Oz Kiwi comment
A New Zealand couple, Charles and Judith Cairns, are pursuing a racial discrimination case against the ANZ bank after they were allegedly denied life insurance cover due to their nationality. The NSW Civil & Administrative Tribunal has determined that the Cairns can take the matter to court in New South Wales.
The couple have lived in Australia for 10 years and took out a life insurance policy through the ANZ on the basis they were ‘permanent residents’. They were subsequently denied insurance cover because they are not permanent residents.
New Zealand citizens in Australia are granted a Special Category Visa (SCV), defined as a temporary visa under the Migration Act, that allows them to live in Australia indefinitely.
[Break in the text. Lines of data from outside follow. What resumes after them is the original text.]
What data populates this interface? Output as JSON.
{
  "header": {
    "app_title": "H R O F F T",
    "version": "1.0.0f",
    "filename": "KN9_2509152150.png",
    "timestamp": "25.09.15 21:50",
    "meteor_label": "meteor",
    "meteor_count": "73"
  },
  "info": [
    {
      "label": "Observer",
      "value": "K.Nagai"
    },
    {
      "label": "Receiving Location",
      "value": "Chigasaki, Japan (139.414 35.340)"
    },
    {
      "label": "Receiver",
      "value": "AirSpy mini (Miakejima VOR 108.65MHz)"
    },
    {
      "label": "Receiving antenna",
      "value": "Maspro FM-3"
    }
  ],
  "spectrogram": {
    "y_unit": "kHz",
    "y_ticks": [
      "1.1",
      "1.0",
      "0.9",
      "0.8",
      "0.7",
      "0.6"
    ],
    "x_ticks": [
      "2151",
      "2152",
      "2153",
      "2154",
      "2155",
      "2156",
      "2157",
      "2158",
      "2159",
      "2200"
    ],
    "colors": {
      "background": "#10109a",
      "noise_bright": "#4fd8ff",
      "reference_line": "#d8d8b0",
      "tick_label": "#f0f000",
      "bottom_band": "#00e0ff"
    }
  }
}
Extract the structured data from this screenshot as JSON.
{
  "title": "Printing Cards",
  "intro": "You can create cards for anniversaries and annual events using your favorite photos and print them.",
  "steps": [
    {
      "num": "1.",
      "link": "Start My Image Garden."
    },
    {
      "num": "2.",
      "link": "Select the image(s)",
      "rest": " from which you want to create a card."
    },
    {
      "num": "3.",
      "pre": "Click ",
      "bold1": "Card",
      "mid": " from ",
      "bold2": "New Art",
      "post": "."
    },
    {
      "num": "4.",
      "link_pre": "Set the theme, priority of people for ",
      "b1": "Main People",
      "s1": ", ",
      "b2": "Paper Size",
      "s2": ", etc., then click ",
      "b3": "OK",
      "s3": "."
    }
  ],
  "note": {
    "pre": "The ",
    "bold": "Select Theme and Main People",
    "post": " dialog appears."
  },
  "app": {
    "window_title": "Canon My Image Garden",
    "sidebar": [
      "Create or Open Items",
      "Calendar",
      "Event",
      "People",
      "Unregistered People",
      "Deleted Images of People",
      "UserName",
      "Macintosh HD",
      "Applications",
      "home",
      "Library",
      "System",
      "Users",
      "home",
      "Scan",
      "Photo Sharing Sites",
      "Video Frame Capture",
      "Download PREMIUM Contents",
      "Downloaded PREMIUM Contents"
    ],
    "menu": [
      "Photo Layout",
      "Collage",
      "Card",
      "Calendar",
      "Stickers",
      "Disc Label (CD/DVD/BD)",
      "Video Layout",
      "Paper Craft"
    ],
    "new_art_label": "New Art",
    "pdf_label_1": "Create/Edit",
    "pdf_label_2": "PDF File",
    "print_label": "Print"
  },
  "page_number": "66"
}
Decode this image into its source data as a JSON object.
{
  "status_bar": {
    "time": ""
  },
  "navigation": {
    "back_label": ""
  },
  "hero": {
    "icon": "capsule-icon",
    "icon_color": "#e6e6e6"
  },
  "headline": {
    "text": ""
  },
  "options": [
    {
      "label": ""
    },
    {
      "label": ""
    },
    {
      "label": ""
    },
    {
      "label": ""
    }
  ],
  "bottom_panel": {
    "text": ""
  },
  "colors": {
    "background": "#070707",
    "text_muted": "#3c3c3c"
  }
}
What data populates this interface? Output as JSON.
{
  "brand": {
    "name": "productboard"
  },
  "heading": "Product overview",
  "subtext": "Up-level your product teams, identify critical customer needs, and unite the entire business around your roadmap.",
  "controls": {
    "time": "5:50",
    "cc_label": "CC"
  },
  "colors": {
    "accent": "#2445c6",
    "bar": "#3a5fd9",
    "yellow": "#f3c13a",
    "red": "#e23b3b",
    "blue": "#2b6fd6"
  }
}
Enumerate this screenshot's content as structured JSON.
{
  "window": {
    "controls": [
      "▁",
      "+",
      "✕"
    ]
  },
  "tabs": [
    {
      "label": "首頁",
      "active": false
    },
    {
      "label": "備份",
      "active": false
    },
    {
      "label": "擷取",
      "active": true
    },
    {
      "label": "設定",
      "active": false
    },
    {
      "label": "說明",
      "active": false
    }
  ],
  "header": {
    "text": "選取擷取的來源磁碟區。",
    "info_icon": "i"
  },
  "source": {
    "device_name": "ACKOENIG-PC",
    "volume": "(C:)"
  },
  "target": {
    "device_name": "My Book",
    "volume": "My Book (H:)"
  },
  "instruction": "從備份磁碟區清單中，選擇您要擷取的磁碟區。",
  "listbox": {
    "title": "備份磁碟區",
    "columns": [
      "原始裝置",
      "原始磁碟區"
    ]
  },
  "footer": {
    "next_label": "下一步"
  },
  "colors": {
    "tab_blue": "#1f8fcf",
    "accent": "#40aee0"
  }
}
Mr and Mrs Cairns submit that the decision by the ANZ to deny them insurance because they are New Zealand citizens, ie SCV holders, is racial discrimination under the Racial Discrimination Act. Under the Act, racial discrimination includes nationality.
Australia has both Federal and State/Territory jurisdictions, so a wining a NSW court case on the question of racial discrimination won’t resolve all the issues currently faced by SCV holders. However, should the NSW court make a determination in favour of Mr and Mrs Cairns it may:
- force other insurance providers to change their polices in relation to SCV holders, and amend their product disclosure statement, otherwise they could potentially face a similar claim
- potentially force government departments, at least in NSW, with discriminatory policies against SCV holders, such as the travel concession issue, to change their policies, otherwise they could potentially face a similar claim
- shed more light on the issues faced by SCV holders in Australia, especially non-protected SCV holders
- further highlight that the erosion of rights for SCV holders in Australia under the Trans-Tasman Travel Agreement is not sustainableWe will keep you up to date with the progress of the matter.
We will keep you up-to-date with the progress of the case.